Two items caught my attention last week that underlined the importance of thinking more expansively and inclusively about health IT as we thunder ahead with Meaningful Use 3 requirements and HHS’s health IT Roadmap.
Over the past few months, the onrush of incredible health technology appears to be overwhelming and outpacing the original national blueprints for the uptake and implementation of electronic health records as designed by Health and Human Services. HHS’s more flexible approach to next stages recognizes that reality. But as a system with entrenched interests, HHS’s challenge is to move that approach along a continuum toward embracing the rapid onset of tomorrow’s needs.
So, about those two items that underline the importance of widening our lens as we create our vision and plans for the future of the health IT infrastructure.
FDA’s Hamburg Points To Global Regulation
First, in her retirement speech to the National Press Club last week, FDA Commissioner Margaret Hamburg emphasized the importance of emerging global standards for drugs and devices under the newly organized International Coalitions of Medicines Regulatory Authorities (ICMRA), a sort of umbrella agency to harmonize standards among the FDA and its companion organizations around the world.
Hamburg said, “Globalization has multiplied the scale of our responsibility and heightened the need for us to work together to ensure safety, efficacy of the medical products that we oversee, and to promote the needed research in innovation in medical science.”

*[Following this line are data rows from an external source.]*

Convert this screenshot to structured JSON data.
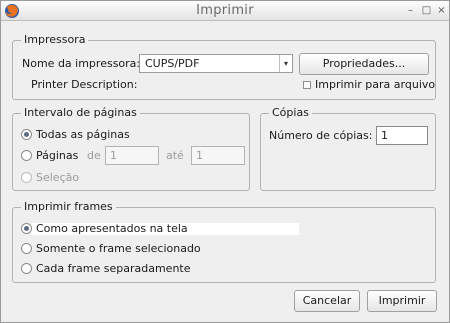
{
  "window": {
    "title": "Imprimir"
  },
  "titlebar_buttons": {
    "minimize": "–",
    "maximize": "□",
    "close": "×"
  },
  "printer": {
    "legend": "Impressora",
    "name_label": "Nome da impressora:",
    "name_value": "CUPS/PDF",
    "properties_button": "Propriedades...",
    "description_label": "Printer Description:",
    "print_to_file": "Imprimir para arquivo"
  },
  "range": {
    "legend": "Intervalo de páginas",
    "all_pages": "Todas as páginas",
    "pages": "Páginas",
    "from_label": "de",
    "from_value": "1",
    "to_label": "até",
    "to_value": "1",
    "selection": "Seleção"
  },
  "copies": {
    "legend": "Cópias",
    "count_label": "Número de cópias:",
    "count_value": "1"
  },
  "frames": {
    "legend": "Imprimir frames",
    "as_displayed": "Como apresentados na tela",
    "selected_frame": "Somente o frame selecionado",
    "each_frame": "Cada frame separadamente"
  },
  "actions": {
    "cancel": "Cancelar",
    "print": "Imprimir"
  },
  "icons": {
    "app": "firefox-icon"
  }
}
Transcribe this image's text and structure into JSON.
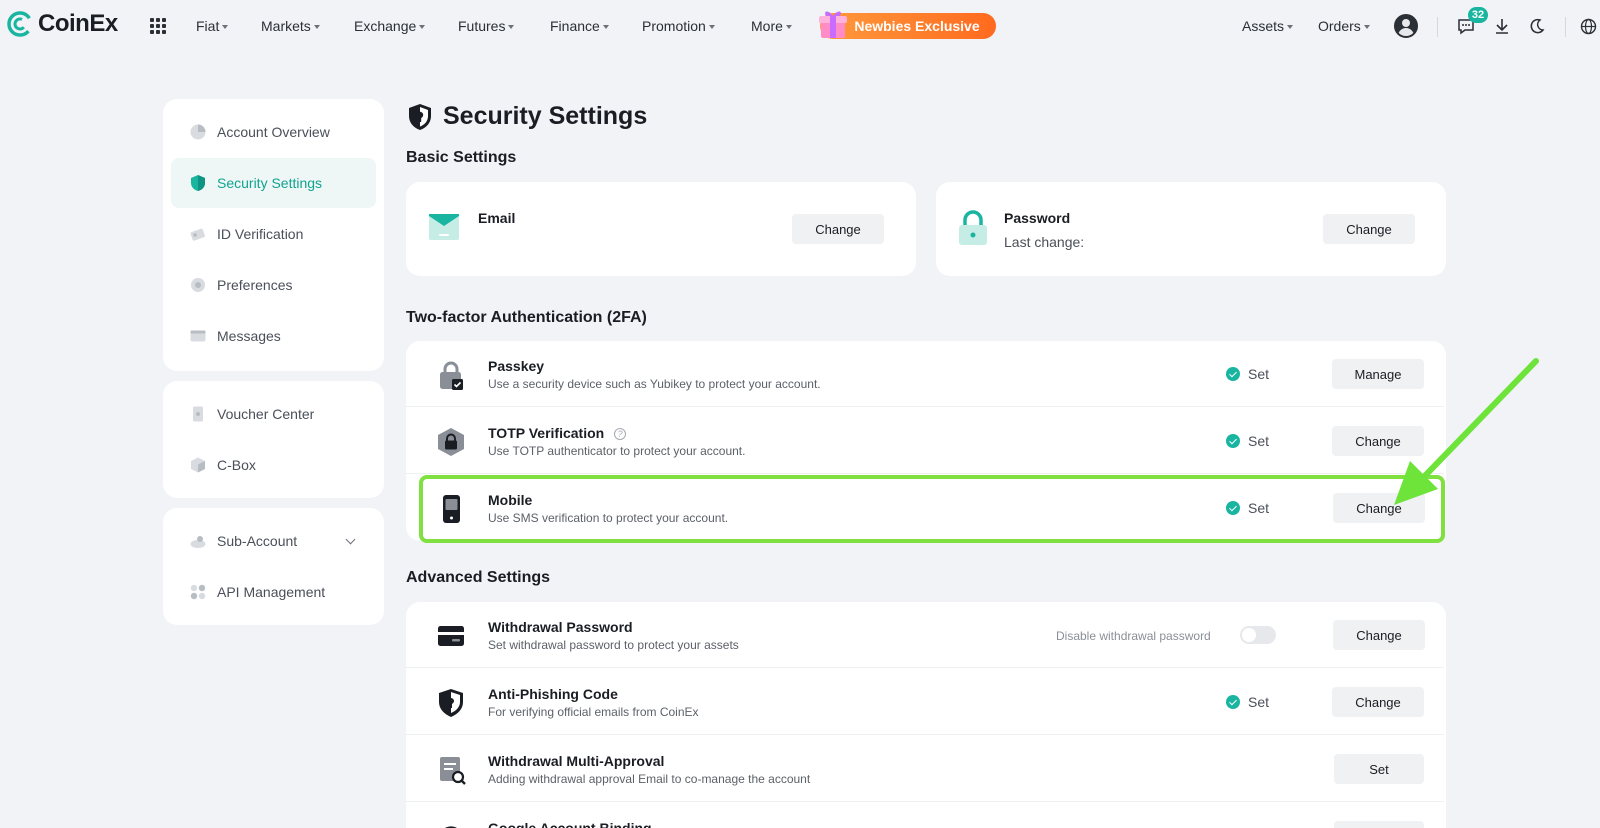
{
  "brand": {
    "name": "CoinEx",
    "accent": "#19b5a0"
  },
  "topnav": {
    "items": [
      "Fiat",
      "Markets",
      "Exchange",
      "Futures",
      "Finance",
      "Promotion",
      "More"
    ],
    "promo": "Newbies Exclusive",
    "right": {
      "assets": "Assets",
      "orders": "Orders",
      "notifications": "32"
    }
  },
  "sidebar": {
    "group1": [
      "Account Overview",
      "Security Settings",
      "ID Verification",
      "Preferences",
      "Messages"
    ],
    "group2": [
      "Voucher Center",
      "C-Box"
    ],
    "group3": [
      "Sub-Account",
      "API Management"
    ]
  },
  "page": {
    "title": "Security Settings"
  },
  "basic": {
    "title": "Basic Settings",
    "email": {
      "label": "Email",
      "button": "Change"
    },
    "password": {
      "label": "Password",
      "last_change": "Last change:",
      "button": "Change"
    }
  },
  "twofa": {
    "title": "Two-factor Authentication (2FA)",
    "rows": [
      {
        "title": "Passkey",
        "desc": "Use a security device such as Yubikey to protect your account.",
        "status": "Set",
        "button": "Manage"
      },
      {
        "title": "TOTP Verification",
        "desc": "Use TOTP authenticator to protect your account.",
        "status": "Set",
        "button": "Change"
      },
      {
        "title": "Mobile",
        "desc": "Use SMS verification to protect your account.",
        "status": "Set",
        "button": "Change"
      }
    ]
  },
  "advanced": {
    "title": "Advanced Settings",
    "rows": [
      {
        "title": "Withdrawal Password",
        "desc": "Set withdrawal password to protect your assets",
        "toggle_label": "Disable withdrawal password",
        "button": "Change"
      },
      {
        "title": "Anti-Phishing Code",
        "desc": "For verifying official emails from CoinEx",
        "status": "Set",
        "button": "Change"
      },
      {
        "title": "Withdrawal Multi-Approval",
        "desc": "Adding withdrawal approval Email to co-manage the account",
        "button": "Set"
      },
      {
        "title": "Google Account Binding",
        "desc": "",
        "button": ""
      }
    ]
  }
}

As a global agency that oversees tracking of approved drugs and devices, the ICMRA will look to individual countries and regions to participate using internationally interoperable standards.
IOM Report Looks to Globalize Clinical Trial Data Standards

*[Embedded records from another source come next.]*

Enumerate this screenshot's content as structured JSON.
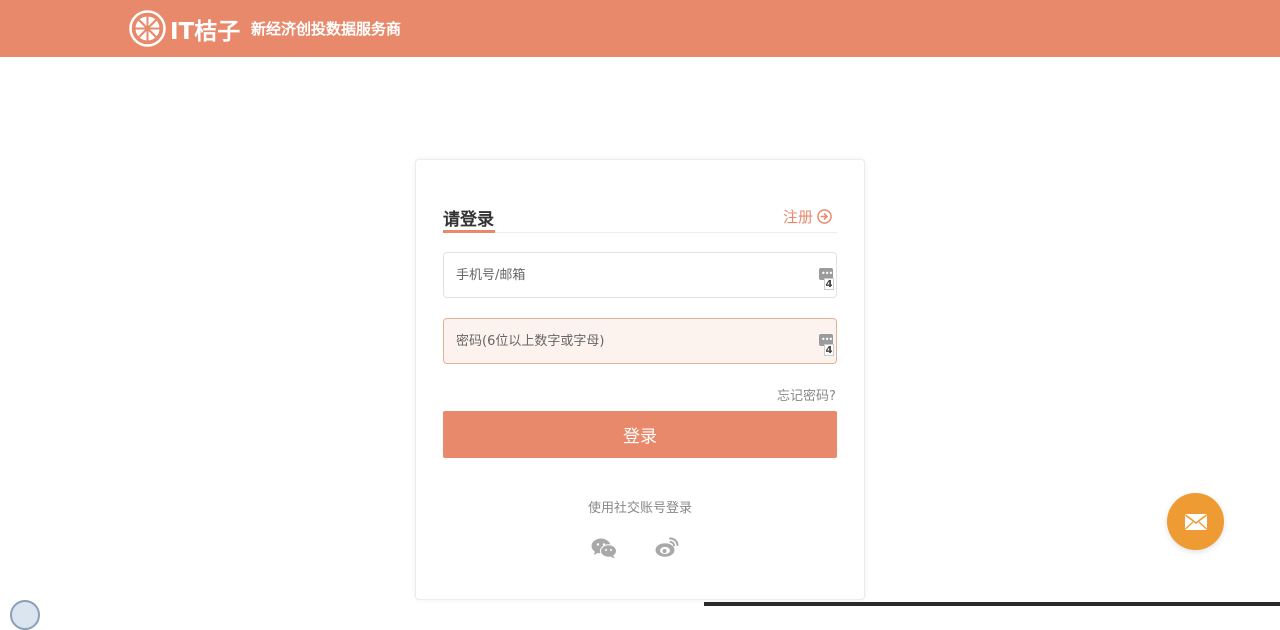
{
  "header": {
    "brand": "IT桔子",
    "slogan": "新经济创投数据服务商",
    "color": "#e8896b"
  },
  "login": {
    "title": "请登录",
    "register_label": "注册",
    "phone_placeholder": "手机号/邮箱",
    "password_placeholder": "密码(6位以上数字或字母)",
    "password_manager_badge": "4",
    "forgot_label": "忘记密码?",
    "submit_label": "登录",
    "social_label": "使用社交账号登录",
    "social_icons": [
      "wechat-icon",
      "weibo-icon"
    ]
  },
  "fab": {
    "icon": "mail-icon",
    "color": "#ed9b32"
  }
}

Hamburg’s speech comes on the heels of a report released in January from the Institute of Medicine, Sharing Clinical Trial Data: Maximizing Benefits, Minimizing Risks, that discusses a pathway for sharing clinical trial data globally including overcoming privacy concerns, creating equitable funding mechanisms and protecting intellectual property.
If you’ve got a few hours, a great interest in this topic and an insatiable appetite for detail, you can download a free pdf of the report here.
The preface to the IOM report acknowledges that the landscape of electronic health records and the input of personal monitoring devices is changing the nature of data collection and so it makes its recommendations tentatively considering these uncertainties. The report states specifically that the future shape of clinical trial data cannot rely on familiar structures.
In a presentation last week, Deven McGraw a partner in Manatt, Phelps and Philip’s Healthcare Practice and one of the committee members who drafted the report, said in an online seminar sponsored by Manatt that the presumptions underlying the report included steps to protect patients’ data, that the data would be used for the benefit of patients, and that the data would be shared equitably among participants. The details about database funding, data sharing and privacy are beyond the scope of this brief blog, but for the discussion here the most important detail is the recommendation that the a global multi-stakeholder body be convened for the purpose of addressing the key infrastructure and technological challenges that sharing of clinical data will require.
Clearly, the promise of a fully realized health information infrastructure is that data can be shared for research (which treatments work best in whom, when and why) which can then applied at the point of care for the benefit of the individual (decision support), all done while protecting private patient information.
Pivot, Flex, Refocus
Margaret Hamburg’s parting words and the IOM’s report on sharing clinical trial data both point to taking a wide and long view as we forge forward in crafting national requirements for standards and interoperability by realizing we are leading into a global community.
If you consider these items in context of the HIMSS report that only 3.6% of hospitals in the U.S. meet its highest level (Stage 7) of interoperability and usability as of Q42014, the good news is that we have not run too far or too fast in one direction as the situation is still unfolding. Our tentative start allows for flexibility and pivots that may not have been immediately obvious when Meaningful Use was first conceived.
Pivot. Flex. Refocus. Remain open to a rapidly changing reality.